● Task statement: Set every line of the listing down again, keeping it identical.
--------------------
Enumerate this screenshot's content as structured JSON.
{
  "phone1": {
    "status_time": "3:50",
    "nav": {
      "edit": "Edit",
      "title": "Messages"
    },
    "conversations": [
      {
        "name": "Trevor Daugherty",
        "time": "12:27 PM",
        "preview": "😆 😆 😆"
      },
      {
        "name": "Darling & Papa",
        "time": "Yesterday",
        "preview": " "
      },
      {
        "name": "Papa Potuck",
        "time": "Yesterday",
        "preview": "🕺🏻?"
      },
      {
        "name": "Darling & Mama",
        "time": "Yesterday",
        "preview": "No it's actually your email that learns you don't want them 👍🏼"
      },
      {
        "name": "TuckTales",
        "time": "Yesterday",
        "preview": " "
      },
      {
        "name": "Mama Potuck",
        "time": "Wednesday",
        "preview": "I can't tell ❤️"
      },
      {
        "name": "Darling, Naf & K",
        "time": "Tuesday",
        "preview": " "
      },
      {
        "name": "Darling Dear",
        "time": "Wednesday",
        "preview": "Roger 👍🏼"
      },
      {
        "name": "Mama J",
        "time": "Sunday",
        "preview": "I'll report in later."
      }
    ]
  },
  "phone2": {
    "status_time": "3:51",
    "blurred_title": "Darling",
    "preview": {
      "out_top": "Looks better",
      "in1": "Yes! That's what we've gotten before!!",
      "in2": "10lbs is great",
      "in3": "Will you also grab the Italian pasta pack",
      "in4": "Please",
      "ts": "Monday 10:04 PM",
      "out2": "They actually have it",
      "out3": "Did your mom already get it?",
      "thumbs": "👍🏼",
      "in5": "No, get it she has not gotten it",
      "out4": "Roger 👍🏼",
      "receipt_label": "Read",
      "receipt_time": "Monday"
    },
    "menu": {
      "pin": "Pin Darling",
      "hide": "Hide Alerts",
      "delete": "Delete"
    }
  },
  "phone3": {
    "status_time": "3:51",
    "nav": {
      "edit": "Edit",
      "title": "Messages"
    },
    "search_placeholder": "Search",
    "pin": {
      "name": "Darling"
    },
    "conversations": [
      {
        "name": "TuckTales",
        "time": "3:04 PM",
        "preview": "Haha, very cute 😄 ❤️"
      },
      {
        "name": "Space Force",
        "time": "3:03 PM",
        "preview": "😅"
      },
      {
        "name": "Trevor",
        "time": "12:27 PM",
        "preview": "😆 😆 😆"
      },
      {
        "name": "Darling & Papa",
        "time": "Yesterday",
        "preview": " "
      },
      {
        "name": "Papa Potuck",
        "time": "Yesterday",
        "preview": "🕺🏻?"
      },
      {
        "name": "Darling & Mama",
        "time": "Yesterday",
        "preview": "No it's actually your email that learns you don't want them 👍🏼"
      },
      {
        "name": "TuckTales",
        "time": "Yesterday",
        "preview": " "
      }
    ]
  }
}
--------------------
● Task answer:
Enumerate this screenshot's content as structured JSON.
{
  "phone1": {
    "status_time": "3:50",
    "nav": {
      "edit": "Edit",
      "title": "Messages"
    },
    "conversations": [
      {
        "name": "Trevor Daugherty",
        "time": "12:27 PM",
        "preview": "😆 😆 😆"
      },
      {
        "name": "Darling & Papa",
        "time": "Yesterday",
        "preview": " "
      },
      {
        "name": "Papa Potuck",
        "time": "Yesterday",
        "preview": "🕺🏻?"
      },
      {
        "name": "Darling & Mama",
        "time": "Yesterday",
        "preview": "No it's actually your email that learns you don't want them 👍🏼"
      },
      {
        "name": "TuckTales",
        "time": "Yesterday",
        "preview": " "
      },
      {
        "name": "Mama Potuck",
        "time": "Wednesday",
        "preview": "I can't tell ❤️"
      },
      {
        "name": "Darling, Naf & K",
        "time": "Tuesday",
        "preview": " "
      },
      {
        "name": "Darling Dear",
        "time": "Wednesday",
        "preview": "Roger 👍🏼"
      },
      {
        "name": "Mama J",
        "time": "Sunday",
        "preview": "I'll report in later."
      }
    ]
  },
  "phone2": {
    "status_time": "3:51",
    "blurred_title": "Darling",
    "preview": {
      "out_top": "Looks better",
      "in1": "Yes! That's what we've gotten before!!",
      "in2": "10lbs is great",
      "in3": "Will you also grab the Italian pasta pack",
      "in4": "Please",
      "ts": "Monday 10:04 PM",
      "out2": "They actually have it",
      "out3": "Did your mom already get it?",
      "thumbs": "👍🏼",
      "in5": "No, get it she has not gotten it",
      "out4": "Roger 👍🏼",
      "receipt_label": "Read",
      "receipt_time": "Monday"
    },
    "menu": {
      "pin": "Pin Darling",
      "hide": "Hide Alerts",
      "delete": "Delete"
    }
  },
  "phone3": {
    "status_time": "3:51",
    "nav": {
      "edit": "Edit",
      "title": "Messages"
    },
    "search_placeholder": "Search",
    "pin": {
      "name": "Darling"
    },
    "conversations": [
      {
        "name": "TuckTales",
        "time": "3:04 PM",
        "preview": "Haha, very cute 😄 ❤️"
      },
      {
        "name": "Space Force",
        "time": "3:03 PM",
        "preview": "😅"
      },
      {
        "name": "Trevor",
        "time": "12:27 PM",
        "preview": "😆 😆 😆"
      },
      {
        "name": "Darling & Papa",
        "time": "Yesterday",
        "preview": " "
      },
      {
        "name": "Papa Potuck",
        "time": "Yesterday",
        "preview": "🕺🏻?"
      },
      {
        "name": "Darling & Mama",
        "time": "Yesterday",
        "preview": "No it's actually your email that learns you don't want them 👍🏼"
      },
      {
        "name": "TuckTales",
        "time": "Yesterday",
        "preview": " "
      }
    ]
  }
}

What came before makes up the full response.